**WHAT THIS TASK INVOLVES**. Needed from the entries below: every line that holds the word "Rails".

**Data about app and page elements**.
####################

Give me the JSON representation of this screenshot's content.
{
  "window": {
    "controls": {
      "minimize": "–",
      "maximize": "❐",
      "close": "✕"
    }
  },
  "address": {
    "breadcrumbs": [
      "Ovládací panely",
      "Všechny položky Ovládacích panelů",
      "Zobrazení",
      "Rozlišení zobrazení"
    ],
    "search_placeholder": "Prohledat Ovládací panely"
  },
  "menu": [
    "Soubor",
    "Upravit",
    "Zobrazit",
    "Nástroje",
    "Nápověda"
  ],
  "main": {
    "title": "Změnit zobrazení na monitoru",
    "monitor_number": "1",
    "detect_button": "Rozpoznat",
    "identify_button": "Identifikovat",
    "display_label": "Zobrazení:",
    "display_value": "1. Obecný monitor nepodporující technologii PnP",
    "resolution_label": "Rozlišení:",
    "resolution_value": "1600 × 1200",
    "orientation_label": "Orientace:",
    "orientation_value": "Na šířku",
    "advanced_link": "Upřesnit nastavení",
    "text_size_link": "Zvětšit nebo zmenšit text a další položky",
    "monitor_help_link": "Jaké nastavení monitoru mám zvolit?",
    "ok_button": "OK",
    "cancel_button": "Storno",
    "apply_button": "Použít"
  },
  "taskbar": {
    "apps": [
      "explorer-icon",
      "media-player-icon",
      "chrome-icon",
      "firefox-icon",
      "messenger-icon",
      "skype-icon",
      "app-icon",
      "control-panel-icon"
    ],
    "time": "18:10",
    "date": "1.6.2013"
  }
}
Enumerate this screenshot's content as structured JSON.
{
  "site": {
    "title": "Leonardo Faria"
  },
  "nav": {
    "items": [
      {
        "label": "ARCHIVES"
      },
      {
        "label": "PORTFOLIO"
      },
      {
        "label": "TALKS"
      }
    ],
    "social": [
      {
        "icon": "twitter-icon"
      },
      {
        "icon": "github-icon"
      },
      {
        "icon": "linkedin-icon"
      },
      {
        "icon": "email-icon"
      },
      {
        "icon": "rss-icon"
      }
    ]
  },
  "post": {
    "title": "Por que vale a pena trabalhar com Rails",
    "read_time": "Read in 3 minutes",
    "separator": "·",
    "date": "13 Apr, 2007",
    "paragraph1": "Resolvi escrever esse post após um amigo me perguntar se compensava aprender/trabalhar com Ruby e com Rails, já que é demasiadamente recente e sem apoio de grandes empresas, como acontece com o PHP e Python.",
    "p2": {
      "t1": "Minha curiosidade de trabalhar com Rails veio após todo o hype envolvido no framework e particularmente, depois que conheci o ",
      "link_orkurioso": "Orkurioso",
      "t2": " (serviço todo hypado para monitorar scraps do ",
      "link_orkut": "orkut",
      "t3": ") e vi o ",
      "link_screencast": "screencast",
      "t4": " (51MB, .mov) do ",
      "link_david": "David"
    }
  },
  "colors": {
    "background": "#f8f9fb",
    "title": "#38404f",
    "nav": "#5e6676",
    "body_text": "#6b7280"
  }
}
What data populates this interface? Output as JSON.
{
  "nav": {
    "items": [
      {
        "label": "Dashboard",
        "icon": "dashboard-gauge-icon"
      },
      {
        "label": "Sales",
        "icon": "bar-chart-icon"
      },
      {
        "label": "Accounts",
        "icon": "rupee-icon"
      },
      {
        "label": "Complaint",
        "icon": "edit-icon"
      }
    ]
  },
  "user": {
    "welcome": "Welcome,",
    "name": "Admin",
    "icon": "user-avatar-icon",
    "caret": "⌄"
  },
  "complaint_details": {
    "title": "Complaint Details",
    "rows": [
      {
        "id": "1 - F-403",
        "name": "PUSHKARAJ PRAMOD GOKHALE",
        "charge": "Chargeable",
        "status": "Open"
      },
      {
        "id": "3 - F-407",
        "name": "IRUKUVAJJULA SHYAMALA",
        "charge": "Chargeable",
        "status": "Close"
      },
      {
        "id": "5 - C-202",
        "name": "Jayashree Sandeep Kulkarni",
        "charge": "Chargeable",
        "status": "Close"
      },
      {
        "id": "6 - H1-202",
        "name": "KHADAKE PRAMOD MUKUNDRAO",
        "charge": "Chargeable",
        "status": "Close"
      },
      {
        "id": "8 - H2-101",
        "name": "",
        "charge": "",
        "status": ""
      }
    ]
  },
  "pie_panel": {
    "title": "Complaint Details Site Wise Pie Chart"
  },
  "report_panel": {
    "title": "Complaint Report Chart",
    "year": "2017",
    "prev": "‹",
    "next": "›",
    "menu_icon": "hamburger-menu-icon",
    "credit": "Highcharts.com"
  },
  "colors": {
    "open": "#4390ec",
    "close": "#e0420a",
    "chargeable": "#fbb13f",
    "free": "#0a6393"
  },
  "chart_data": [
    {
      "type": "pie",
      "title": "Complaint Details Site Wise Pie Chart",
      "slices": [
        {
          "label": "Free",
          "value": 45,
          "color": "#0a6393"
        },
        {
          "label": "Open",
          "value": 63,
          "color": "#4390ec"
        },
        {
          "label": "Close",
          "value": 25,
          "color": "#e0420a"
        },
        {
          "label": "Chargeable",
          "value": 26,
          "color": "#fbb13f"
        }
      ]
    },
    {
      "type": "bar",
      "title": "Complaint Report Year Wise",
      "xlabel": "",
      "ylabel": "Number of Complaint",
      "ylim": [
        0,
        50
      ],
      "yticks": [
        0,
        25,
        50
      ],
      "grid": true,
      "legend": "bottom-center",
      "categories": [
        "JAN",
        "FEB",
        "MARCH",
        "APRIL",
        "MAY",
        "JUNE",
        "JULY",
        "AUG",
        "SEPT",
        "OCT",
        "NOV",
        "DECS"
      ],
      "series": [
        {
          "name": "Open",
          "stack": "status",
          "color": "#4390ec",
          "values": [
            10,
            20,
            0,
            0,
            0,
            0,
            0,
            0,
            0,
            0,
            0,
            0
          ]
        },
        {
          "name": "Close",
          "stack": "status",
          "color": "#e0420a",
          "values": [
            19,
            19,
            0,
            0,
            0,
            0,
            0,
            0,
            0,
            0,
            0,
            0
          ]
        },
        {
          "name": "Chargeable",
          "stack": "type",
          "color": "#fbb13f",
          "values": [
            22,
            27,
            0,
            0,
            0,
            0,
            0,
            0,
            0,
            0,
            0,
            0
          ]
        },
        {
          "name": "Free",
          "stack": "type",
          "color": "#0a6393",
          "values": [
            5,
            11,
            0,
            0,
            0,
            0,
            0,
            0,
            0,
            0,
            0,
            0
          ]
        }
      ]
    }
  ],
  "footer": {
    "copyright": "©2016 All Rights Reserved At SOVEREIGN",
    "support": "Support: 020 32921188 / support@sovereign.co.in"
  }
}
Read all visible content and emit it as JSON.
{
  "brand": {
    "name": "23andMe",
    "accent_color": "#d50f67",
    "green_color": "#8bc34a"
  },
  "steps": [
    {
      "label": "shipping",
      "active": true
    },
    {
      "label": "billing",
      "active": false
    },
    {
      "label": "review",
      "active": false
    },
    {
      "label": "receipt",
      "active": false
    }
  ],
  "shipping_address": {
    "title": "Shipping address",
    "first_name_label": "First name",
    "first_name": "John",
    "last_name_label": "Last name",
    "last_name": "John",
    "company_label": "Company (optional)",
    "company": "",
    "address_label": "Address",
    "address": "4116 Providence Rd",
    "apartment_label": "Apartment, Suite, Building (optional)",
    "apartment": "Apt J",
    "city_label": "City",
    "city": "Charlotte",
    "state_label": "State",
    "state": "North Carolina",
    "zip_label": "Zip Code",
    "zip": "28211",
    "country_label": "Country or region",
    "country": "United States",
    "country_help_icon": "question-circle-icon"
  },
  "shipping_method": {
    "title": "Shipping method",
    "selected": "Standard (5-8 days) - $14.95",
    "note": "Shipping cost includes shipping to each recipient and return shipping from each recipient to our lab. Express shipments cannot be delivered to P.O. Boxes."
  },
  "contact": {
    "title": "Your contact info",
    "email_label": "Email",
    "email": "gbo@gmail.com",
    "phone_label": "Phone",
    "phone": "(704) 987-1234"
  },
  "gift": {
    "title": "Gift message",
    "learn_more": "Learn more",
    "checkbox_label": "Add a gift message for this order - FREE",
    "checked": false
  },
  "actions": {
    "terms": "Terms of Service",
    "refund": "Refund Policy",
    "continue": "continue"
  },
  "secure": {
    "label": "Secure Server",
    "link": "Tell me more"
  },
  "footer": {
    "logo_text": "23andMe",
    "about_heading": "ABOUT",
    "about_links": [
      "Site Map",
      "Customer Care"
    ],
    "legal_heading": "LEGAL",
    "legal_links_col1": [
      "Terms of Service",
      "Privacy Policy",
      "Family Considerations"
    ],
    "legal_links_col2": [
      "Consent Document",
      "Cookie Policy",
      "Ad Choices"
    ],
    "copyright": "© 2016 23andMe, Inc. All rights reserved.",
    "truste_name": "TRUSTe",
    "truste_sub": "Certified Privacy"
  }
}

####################

**SOLVED PROBLEM**.
    "title": "Por que vale a pena trabalhar com Rails",
    "paragraph1": "Resolvi escrever esse post após um amigo me perguntar se compensava aprender/trabalhar com Ruby e com Rails, já que é demasiadamente recente e sem apoio de grandes empresas, como acontece com o PHP e Python.",
      "t1": "Minha curiosidade de trabalhar com Rails veio após todo o hype envolvido no framework e particularmente, depois que conheci o ",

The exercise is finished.